- Following rhetoric from the Nixon Administration in the US, conservatives conflated protests against the Vietnam war with pacifism and antipathy to troops, and criticised the Whitlam government for withdrawing Australian troops from South Vietnam;
- In 2003, then-Labor leader Simon Crean opposed sending Australian troops to Iraq, but declared his support for the troops nonetheless to the derision of the gung-ho Howard government.
Poor pay and conditions for ADF personnel, and inadequate support for wounded veterans, are yet more of those bipartisan traditions that our press gallery and defence/foreign policy intelligentsia insist upon but which fail us over and over again. You can expect that Andrew Hastie, whether as an MP or an advisor, will achieve no more for serving personnel and veterans than anyone else has in the past fifty years.
The kiss of death

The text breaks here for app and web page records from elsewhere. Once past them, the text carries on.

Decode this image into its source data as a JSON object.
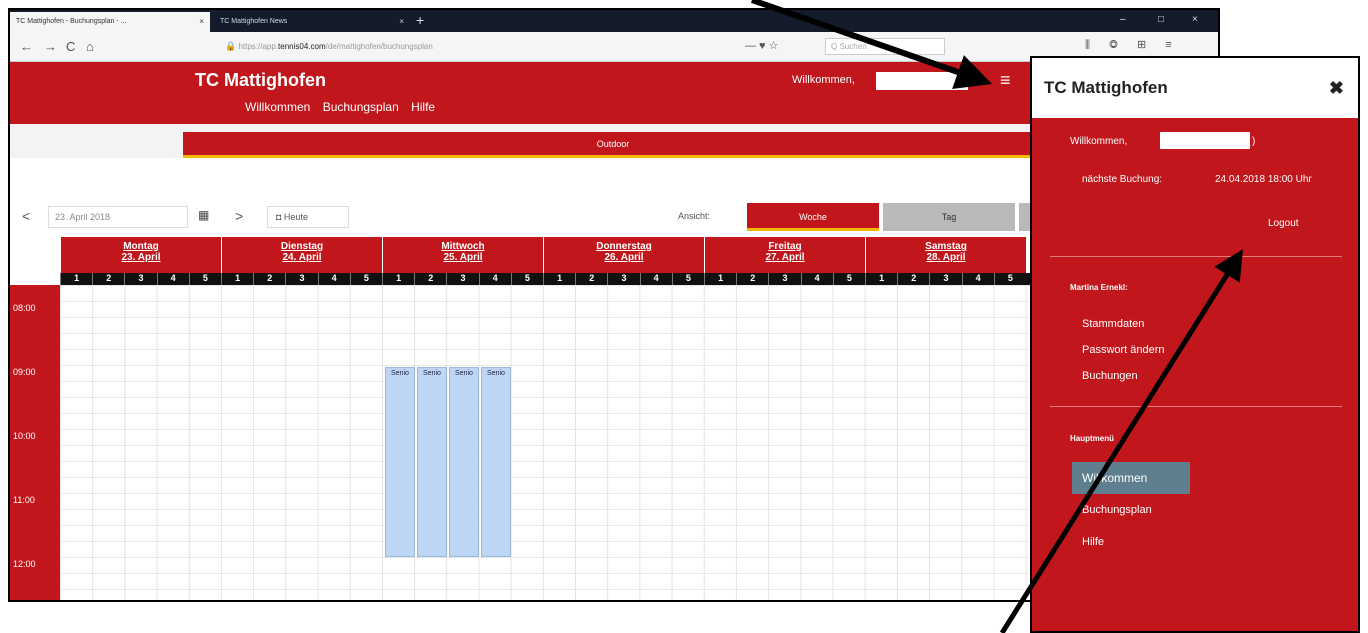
{
  "browser": {
    "tabs": [
      {
        "title": "TC Mattighofen - Buchungsplan - ...",
        "close": "×"
      },
      {
        "title": "TC Mattighofen News",
        "close": "×"
      }
    ],
    "new_tab": "+",
    "window_controls": [
      "–",
      "□",
      "×"
    ],
    "nav": {
      "back": "←",
      "forward": "→",
      "reload": "C",
      "home": "⌂"
    },
    "url_prefix": "https://app.",
    "url_domain": "tennis04.com",
    "url_suffix": "/de/mattighofen/buchungsplan",
    "url_icons": "— ♥ ☆",
    "search_placeholder": "Q Suchen",
    "toolbar_icons": "⫼ ◎ ⊞ ≡"
  },
  "app": {
    "brand": "TC Mattighofen",
    "nav_items": [
      "Willkommen",
      "Buchungsplan",
      "Hilfe"
    ],
    "welcome": "Willkommen,",
    "separator": "|",
    "menu_icon": "≡",
    "outdoor_tab": "Outdoor"
  },
  "toolbar": {
    "prev": "<",
    "next": ">",
    "date": "23. April 2018",
    "calendar_icon": "▦",
    "today": "◘ Heute",
    "view_label": "Ansicht:",
    "view_week": "Woche",
    "view_day": "Tag"
  },
  "calendar": {
    "days": [
      {
        "name": "Montag",
        "date": "23. April"
      },
      {
        "name": "Dienstag",
        "date": "24. April"
      },
      {
        "name": "Mittwoch",
        "date": "25. April"
      },
      {
        "name": "Donnerstag",
        "date": "26. April"
      },
      {
        "name": "Freitag",
        "date": "27. April"
      },
      {
        "name": "Samstag",
        "date": "28. April"
      }
    ],
    "courts": [
      "1",
      "2",
      "3",
      "4",
      "5"
    ],
    "times": [
      "08:00",
      "09:00",
      "10:00",
      "11:00",
      "12:00"
    ],
    "bookings": [
      "Senio",
      "Senio",
      "Senio",
      "Senio"
    ]
  },
  "panel": {
    "title": "TC Mattighofen",
    "close": "✖",
    "welcome": "Willkommen,",
    "welcome_end": ")",
    "next_booking_label": "nächste Buchung:",
    "next_booking_value": "24.04.2018 18:00 Uhr",
    "logout": "Logout",
    "user_heading": "Martina Ernekl:",
    "user_links": [
      "Stammdaten",
      "Passwort ändern",
      "Buchungen"
    ],
    "main_menu_heading": "Hauptmenü",
    "main_links": [
      "Willkommen",
      "Buchungsplan",
      "Hilfe"
    ]
  }
}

He'll wrap you in his arms,At their press conference in Canning Abbott praised Hastie - but he would, wouldn't he, blunting the news value in witnessing and recording such a statement. Pretty much everyone Abbott has praised effusively has come a-gutser in recent times, and the people of Canning are entitled to take his endorsement with a grain of salt. The Liberal Party can't go on with a leader whose very presence is a kiss of death; we saw in that Abbott-Napthine picture a serpentine Abbott seeming to drain Napthine's very marrow, negating their words or what the prospect of federal and state governments acting within the same party might hope to achieve.
tell you that you've been a good boy
He'll rekindle all the dreams
it took you a lifetime to destroy
He'll reach deep into the hole,
heal your shrinking soul,
but there won't be a single thing that you can do
He's a god, he's a man,
he's a ghost, he's a guru
They're whispering his name
through this disappearing land ...
- Nick Cave and the Bad Seeds Red right hand
Tony Abbott is a loser. It is entirely likely that Andrew Hastie will not become the next Member for Canning, and that the Liberals will use this as the excuse they need to dump Tony Abbott - but I've said that already. What about Hastie? He can't go back to the ADF, he's shirtfronted his superiors with his dopey comments pre-empting a long-running investigation, and if there's a Labor government he will end up with all the difficult, boring, no-credit jobs until he retires. The Liberals won't look after him - he has no deep roots in the WA Liberals, and being associated with Abbott isn't the golden ticket it might once have been. Who will look out for him?
Even if Hastie wins the byelection, he won't have enough time to cement himself in place before the next election. At the press conference we saw his umbrage at being questioned by journalists. Some random on the street will lead him a merry dance.
If Abbott goes plenty of staff will go with him too, as the Pharaohs were entombed with their most loyal retainers. There may be a vacancy for Hastie, particularly if the next Prime Minister fails to stem perceptions that this government is on the way out. He would be foolish to count too much on their good graces.
Hastie is flying without a net all right, and unemployment in WA is going up enough as it is without him (potentially) adding to it: think about the skills he has, in a market where demand for them won't be what it was.